Opinion | Why is Chapman obsessed with Albert Schweitzer?

Albert Schweitzer

Gracie Fleischman, Opinions Editor

Chapman has a small obsession with Albert Schweitzer. There’s the Albert Schweitzer Institute, a philosophy class called “Albert Schweitzer: His Life and Thought” and a scholarship and award of excellence named after him. His bust is immortalized on the front steps of Argyros Forum and the second floor of the building features artifacts and framed photos of him.

Why does Chapman love Schweitzer so much? Although he is mainly known for his studies in ethics and theology, as well as for founding a hospital in Africa, Schweitzer was also a known racist, white savior and colonizer.

It is known that he spoke to adult Africans like they were children and often referred to them as “primitives.” Even though many Africans called him “le grand docteur,” others covered his village with signs that said “Schweitzer, Go Home!” His hospital in French Equatorial Africa, now known as the Gabonese Republic, was segregated by race, and he gave a higher quality of care to his white patients.
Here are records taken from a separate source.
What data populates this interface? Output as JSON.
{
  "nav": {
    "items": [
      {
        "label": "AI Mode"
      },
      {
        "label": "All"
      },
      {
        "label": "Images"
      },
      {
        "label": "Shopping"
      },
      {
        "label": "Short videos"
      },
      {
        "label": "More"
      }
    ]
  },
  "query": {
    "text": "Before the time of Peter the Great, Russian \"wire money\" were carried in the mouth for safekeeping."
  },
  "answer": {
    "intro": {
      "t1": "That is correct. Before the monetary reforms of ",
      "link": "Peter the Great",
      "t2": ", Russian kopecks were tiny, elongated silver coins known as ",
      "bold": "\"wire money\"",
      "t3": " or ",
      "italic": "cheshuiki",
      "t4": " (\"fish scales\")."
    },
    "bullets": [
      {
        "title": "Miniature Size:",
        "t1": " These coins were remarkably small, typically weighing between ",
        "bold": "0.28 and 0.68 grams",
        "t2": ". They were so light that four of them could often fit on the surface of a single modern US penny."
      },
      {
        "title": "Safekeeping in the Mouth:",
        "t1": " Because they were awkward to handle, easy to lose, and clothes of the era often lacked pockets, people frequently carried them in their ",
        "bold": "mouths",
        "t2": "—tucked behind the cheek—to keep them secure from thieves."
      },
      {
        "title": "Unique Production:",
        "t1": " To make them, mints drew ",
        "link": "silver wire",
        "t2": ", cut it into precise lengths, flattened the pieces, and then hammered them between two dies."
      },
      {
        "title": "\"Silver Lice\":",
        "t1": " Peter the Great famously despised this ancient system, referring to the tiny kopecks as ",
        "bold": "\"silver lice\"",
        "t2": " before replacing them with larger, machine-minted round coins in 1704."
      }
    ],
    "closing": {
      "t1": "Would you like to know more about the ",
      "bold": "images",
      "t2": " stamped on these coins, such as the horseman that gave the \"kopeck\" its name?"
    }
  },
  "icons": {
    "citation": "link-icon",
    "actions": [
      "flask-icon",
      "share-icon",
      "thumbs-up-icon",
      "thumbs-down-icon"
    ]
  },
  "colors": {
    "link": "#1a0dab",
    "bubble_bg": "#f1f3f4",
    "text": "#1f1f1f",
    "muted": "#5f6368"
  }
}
[Related: Students bust out in statue dispute]

Schweitzer also believed that education was wasted on the people of Africa, saying, “at this stage, (they) have little need for advanced training.” Schweitzer thought Africans only deserved to attend school for a few hours a day so they could head back to work in the fields.

Albert Schweitzer

At Chapman, there’s the Albert Schweitzer Institute, a philosophy class called “Albert Schweitzer: His Life and Thought,” a scholarship and award of excellence named after him, and his bust is immortalized on the front steps of Argyros Forum. Photo by Gracie Fleischman

He liked to tell this very disparaging story to illustrate his disdain for Africans: “I let the Africans pick all the fruit they want. You see, the good Lord has protected the trees. He made the Africans too lazy to pick them bare.”

He often expressed his dislike of Islam as a religion, saying that it was only regarded as a “world-religion” because of how many members it has. Schweitzer said, “(Islam) never produced any thinking about the world and mankind which penetrated to the depths.” He also said that, if any new idea was proposed in Islam, “it was suppressed in order to maintain the authority of traditional views.”

No matter the time or place, racist and colonizing actions are never acceptable and should be treated as such.”

Schweitzer received the Nobel Peace Prize in 1953 for his humanitarian work – but Nobel Peace Prizes can actually be awarded to people who weren’t peaceful at all.

In fact, Adolf Hitler was nominated in 1939. Henry Kissinger, former U.S. Secretary of State who ordered the bombing of many people during the Vietnam War, won the Nobel Peace Prize in 1973. The United Nations Peacekeeping Forces was awarded the prize in 1988 despite being accused of sexually abusing and prostituting women and children, as well as ignoring the Rwanda genocide.

While Schweitzer did revolutionize the way we learn philosophy, theology, medicine, music, peace, philanthropy and service, that doesn’t mean he deserves to be honored at Chapman. If everyone knew the truth behind his actions and the way he regarded people of color, I would hope that a large statue of his head wouldn’t greet me every time I enter Argyros Forum.

In a 2014 article in the Orange County Register, President Emeritus Doti referred to Schweitzer’s statue as “the biggest, baddest bust on campus,” quoting a Chapman distinguished scholar. Doti also refers to him as a “guiding spirit” for Chapman and recounts his various accomplishments. He acknowledges that some do see Schweitzer as a representative of colonialism, but he breezes past this and continues to wax poetic about the late “humanitarian.”

Some may say Schweitzer’s actions weren’t so bad given the time period, or that his actions were justified because everyone behaved that way. To those people, I say this: No matter the time or place, racist and colonizing actions are never acceptable and should be treated as such. If we all accept evil behavior because it’s common, I fear for the future of our campus.